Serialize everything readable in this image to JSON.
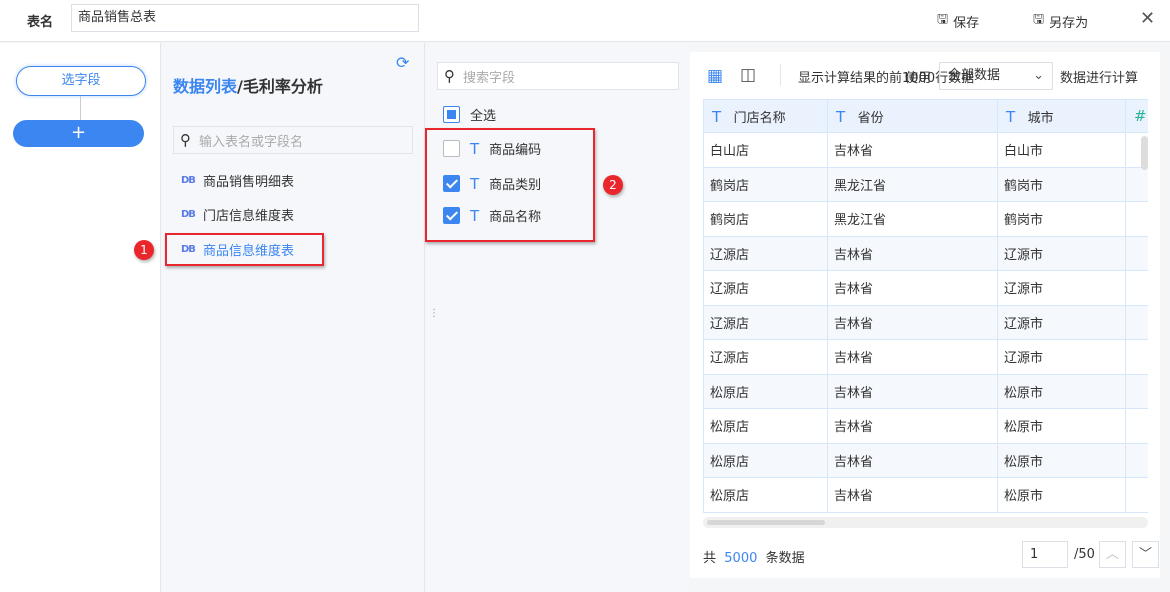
{
  "header": {
    "label": "表名",
    "table_name": "商品销售总表",
    "save": "保存",
    "save_as": "另存为"
  },
  "steps": {
    "select_fields": "选字段",
    "add": "+"
  },
  "tables": {
    "breadcrumb_root": "数据列表",
    "breadcrumb_current": "/毛利率分析",
    "search_placeholder": "输入表名或字段名",
    "items": [
      {
        "label": "商品销售明细表"
      },
      {
        "label": "门店信息维度表"
      },
      {
        "label": "商品信息维度表",
        "selected": true
      }
    ]
  },
  "fields": {
    "search_placeholder": "搜索字段",
    "select_all": "全选",
    "items": [
      {
        "label": "商品编码",
        "checked": false
      },
      {
        "label": "商品类别",
        "checked": true
      },
      {
        "label": "商品名称",
        "checked": true
      }
    ]
  },
  "annotations": [
    "1",
    "2"
  ],
  "preview": {
    "toolbar_text": "显示计算结果的前1000行数据",
    "use_label": "使用",
    "select_value": "全部数据",
    "suffix": "数据进行计算",
    "columns": [
      "门店名称",
      "省份",
      "城市"
    ],
    "rows": [
      [
        "白山店",
        "吉林省",
        "白山市"
      ],
      [
        "鹤岗店",
        "黑龙江省",
        "鹤岗市"
      ],
      [
        "鹤岗店",
        "黑龙江省",
        "鹤岗市"
      ],
      [
        "辽源店",
        "吉林省",
        "辽源市"
      ],
      [
        "辽源店",
        "吉林省",
        "辽源市"
      ],
      [
        "辽源店",
        "吉林省",
        "辽源市"
      ],
      [
        "辽源店",
        "吉林省",
        "辽源市"
      ],
      [
        "松原店",
        "吉林省",
        "松原市"
      ],
      [
        "松原店",
        "吉林省",
        "松原市"
      ],
      [
        "松原店",
        "吉林省",
        "松原市"
      ],
      [
        "松原店",
        "吉林省",
        "松原市"
      ]
    ],
    "total_prefix": "共",
    "total": "5000",
    "total_suffix": "条数据",
    "page": "1",
    "pages": "/50"
  },
  "colors": {
    "accent": "#3b86f0",
    "annotation": "#e8262b"
  }
}
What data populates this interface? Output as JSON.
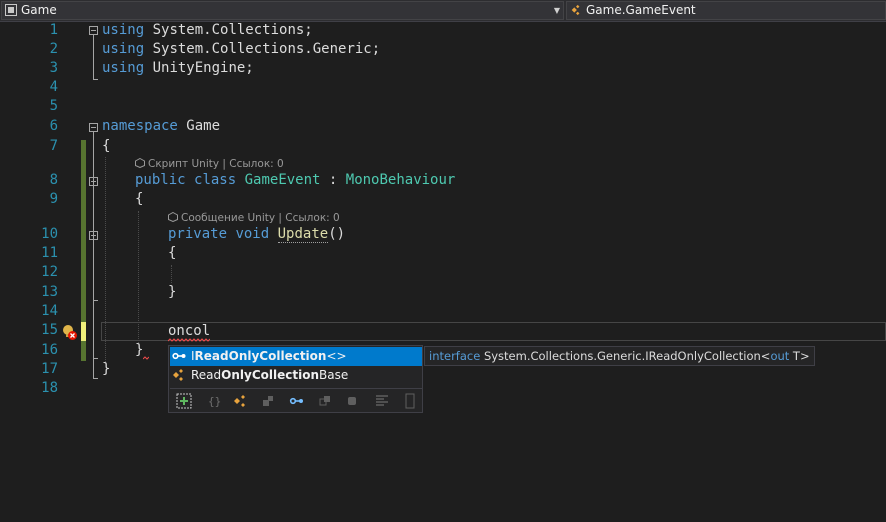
{
  "nav": {
    "left_label": "Game",
    "right_label": "Game.GameEvent"
  },
  "line_numbers": [
    "1",
    "2",
    "3",
    "4",
    "5",
    "6",
    "7",
    "8",
    "9",
    "10",
    "11",
    "12",
    "13",
    "14",
    "15",
    "16",
    "17",
    "18"
  ],
  "code": {
    "l1_kw": "using",
    "l1_rest": " System.Collections;",
    "l2_kw": "using",
    "l2_rest": " System.Collections.Generic;",
    "l3_kw": "using",
    "l3_rest": " UnityEngine;",
    "l6_kw": "namespace",
    "l6_rest": " Game",
    "l7": "{",
    "l8_kw1": "public",
    "l8_kw2": "class",
    "l8_class": "GameEvent",
    "l8_colon": " : ",
    "l8_base": "MonoBehaviour",
    "l9": "{",
    "l10_kw1": "private",
    "l10_kw2": "void",
    "l10_fn": "Update",
    "l10_paren": "()",
    "l11": "{",
    "l13": "}",
    "l15": "oncol",
    "l16": "}",
    "l17": "}"
  },
  "codelens": {
    "class_lens": "Скрипт Unity | Ссылок: 0",
    "method_lens": "Сообщение Unity | Ссылок: 0"
  },
  "completion": {
    "items": [
      {
        "pre": "I",
        "b1": "ReadOnlyCollection",
        "post": "<>",
        "icon": "interface-icon",
        "selected": true
      },
      {
        "pre": "Read",
        "b1": "OnlyCollection",
        "post": "Base",
        "icon": "class-icon",
        "selected": false
      }
    ],
    "filters": [
      "snippet-filter",
      "namespace-filter",
      "class-filter",
      "struct-filter",
      "interface-filter",
      "enum-filter",
      "delegate-filter",
      "module-filter",
      "type-parameter-filter"
    ]
  },
  "tooltip": {
    "kw": "interface",
    "name": " System.Collections.Generic.IReadOnlyCollection",
    "lt": "<",
    "out": "out",
    "rest": " T>"
  },
  "colors": {
    "background": "#1e1e1e",
    "keyword": "#569cd6",
    "type": "#4ec9b0",
    "method": "#dcdcaa",
    "line_number": "#2b91af",
    "selection": "#007acc",
    "change_marker": "#577430"
  }
}
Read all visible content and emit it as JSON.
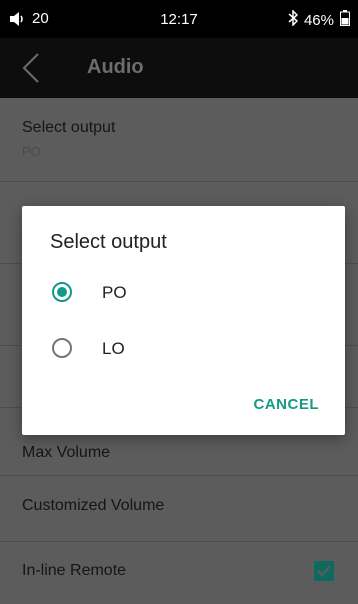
{
  "status_bar": {
    "volume": "20",
    "time": "12:17",
    "battery": "46%"
  },
  "header": {
    "title": "Audio"
  },
  "settings": {
    "select_output": {
      "label": "Select output",
      "value": "PO"
    },
    "max_volume": {
      "label": "Max Volume"
    },
    "customized_volume": {
      "label": "Customized Volume"
    },
    "inline_remote": {
      "label": "In-line Remote",
      "checked": true
    }
  },
  "dialog": {
    "title": "Select output",
    "options": [
      {
        "label": "PO",
        "selected": true
      },
      {
        "label": "LO",
        "selected": false
      }
    ],
    "cancel_label": "CANCEL"
  },
  "colors": {
    "accent": "#139a88",
    "scrim_background": "#5c5c5c",
    "status_bar": "#000000"
  }
}
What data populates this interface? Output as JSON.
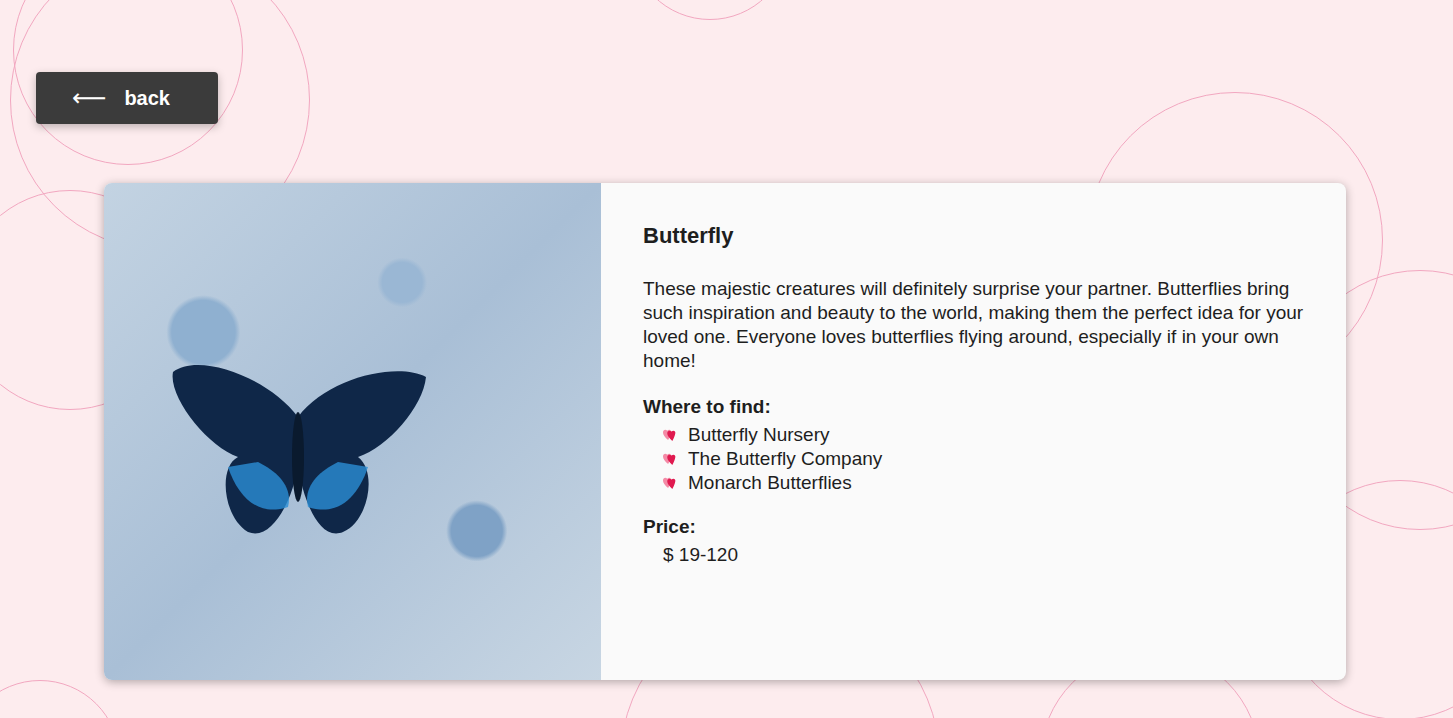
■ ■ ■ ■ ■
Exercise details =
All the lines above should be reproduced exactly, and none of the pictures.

Solved exercise =
Serialize everything readable in this image to JSON.
{
  "header": {
    "label": "表名",
    "table_name": "商品销售总表",
    "save": "保存",
    "save_as": "另存为"
  },
  "steps": {
    "select_fields": "选字段",
    "add": "+"
  },
  "tables": {
    "breadcrumb_root": "数据列表",
    "breadcrumb_current": "/毛利率分析",
    "search_placeholder": "输入表名或字段名",
    "items": [
      {
        "label": "商品销售明细表"
      },
      {
        "label": "门店信息维度表"
      },
      {
        "label": "商品信息维度表",
        "selected": true
      }
    ]
  },
  "fields": {
    "search_placeholder": "搜索字段",
    "select_all": "全选",
    "items": [
      {
        "label": "商品编码",
        "checked": false
      },
      {
        "label": "商品类别",
        "checked": true
      },
      {
        "label": "商品名称",
        "checked": true
      }
    ]
  },
  "annotations": [
    "1",
    "2"
  ],
  "preview": {
    "toolbar_text": "显示计算结果的前1000行数据",
    "use_label": "使用",
    "select_value": "全部数据",
    "suffix": "数据进行计算",
    "columns": [
      "门店名称",
      "省份",
      "城市"
    ],
    "rows": [
      [
        "白山店",
        "吉林省",
        "白山市"
      ],
      [
        "鹤岗店",
        "黑龙江省",
        "鹤岗市"
      ],
      [
        "鹤岗店",
        "黑龙江省",
        "鹤岗市"
      ],
      [
        "辽源店",
        "吉林省",
        "辽源市"
      ],
      [
        "辽源店",
        "吉林省",
        "辽源市"
      ],
      [
        "辽源店",
        "吉林省",
        "辽源市"
      ],
      [
        "辽源店",
        "吉林省",
        "辽源市"
      ],
      [
        "松原店",
        "吉林省",
        "松原市"
      ],
      [
        "松原店",
        "吉林省",
        "松原市"
      ],
      [
        "松原店",
        "吉林省",
        "松原市"
      ],
      [
        "松原店",
        "吉林省",
        "松原市"
      ]
    ],
    "total_prefix": "共",
    "total": "5000",
    "total_suffix": "条数据",
    "page": "1",
    "pages": "/50"
  },
  "colors": {
    "accent": "#3b86f0",
    "annotation": "#e8262b"
  }
}
What data populates this interface? Output as JSON.
{
  "nav": {
    "left_label": "Game",
    "right_label": "Game.GameEvent"
  },
  "line_numbers": [
    "1",
    "2",
    "3",
    "4",
    "5",
    "6",
    "7",
    "8",
    "9",
    "10",
    "11",
    "12",
    "13",
    "14",
    "15",
    "16",
    "17",
    "18"
  ],
  "code": {
    "l1_kw": "using",
    "l1_rest": " System.Collections;",
    "l2_kw": "using",
    "l2_rest": " System.Collections.Generic;",
    "l3_kw": "using",
    "l3_rest": " UnityEngine;",
    "l6_kw": "namespace",
    "l6_rest": " Game",
    "l7": "{",
    "l8_kw1": "public",
    "l8_kw2": "class",
    "l8_class": "GameEvent",
    "l8_colon": " : ",
    "l8_base": "MonoBehaviour",
    "l9": "{",
    "l10_kw1": "private",
    "l10_kw2": "void",
    "l10_fn": "Update",
    "l10_paren": "()",
    "l11": "{",
    "l13": "}",
    "l15": "oncol",
    "l16": "}",
    "l17": "}"
  },
  "codelens": {
    "class_lens": "Скрипт Unity | Ссылок: 0",
    "method_lens": "Сообщение Unity | Ссылок: 0"
  },
  "completion": {
    "items": [
      {
        "pre": "I",
        "b1": "ReadOnlyCollection",
        "post": "<>",
        "icon": "interface-icon",
        "selected": true
      },
      {
        "pre": "Read",
        "b1": "OnlyCollection",
        "post": "Base",
        "icon": "class-icon",
        "selected": false
      }
    ],
    "filters": [
      "snippet-filter",
      "namespace-filter",
      "class-filter",
      "struct-filter",
      "interface-filter",
      "enum-filter",
      "delegate-filter",
      "module-filter",
      "type-parameter-filter"
    ]
  },
  "tooltip": {
    "kw": "interface",
    "name": " System.Collections.Generic.IReadOnlyCollection",
    "lt": "<",
    "out": "out",
    "rest": " T>"
  },
  "colors": {
    "background": "#1e1e1e",
    "keyword": "#569cd6",
    "type": "#4ec9b0",
    "method": "#dcdcaa",
    "line_number": "#2b91af",
    "selection": "#007acc",
    "change_marker": "#577430"
  }
}
Read all visible content and emit it as JSON.
{
  "status_bar": {
    "volume": "20",
    "time": "12:17",
    "battery": "46%"
  },
  "header": {
    "title": "Audio"
  },
  "settings": {
    "select_output": {
      "label": "Select output",
      "value": "PO"
    },
    "max_volume": {
      "label": "Max Volume"
    },
    "customized_volume": {
      "label": "Customized Volume"
    },
    "inline_remote": {
      "label": "In-line Remote",
      "checked": true
    }
  },
  "dialog": {
    "title": "Select output",
    "options": [
      {
        "label": "PO",
        "selected": true
      },
      {
        "label": "LO",
        "selected": false
      }
    ],
    "cancel_label": "CANCEL"
  },
  "colors": {
    "accent": "#139a88",
    "scrim_background": "#5c5c5c",
    "status_bar": "#000000"
  }
}
What data populates this interface? Output as JSON.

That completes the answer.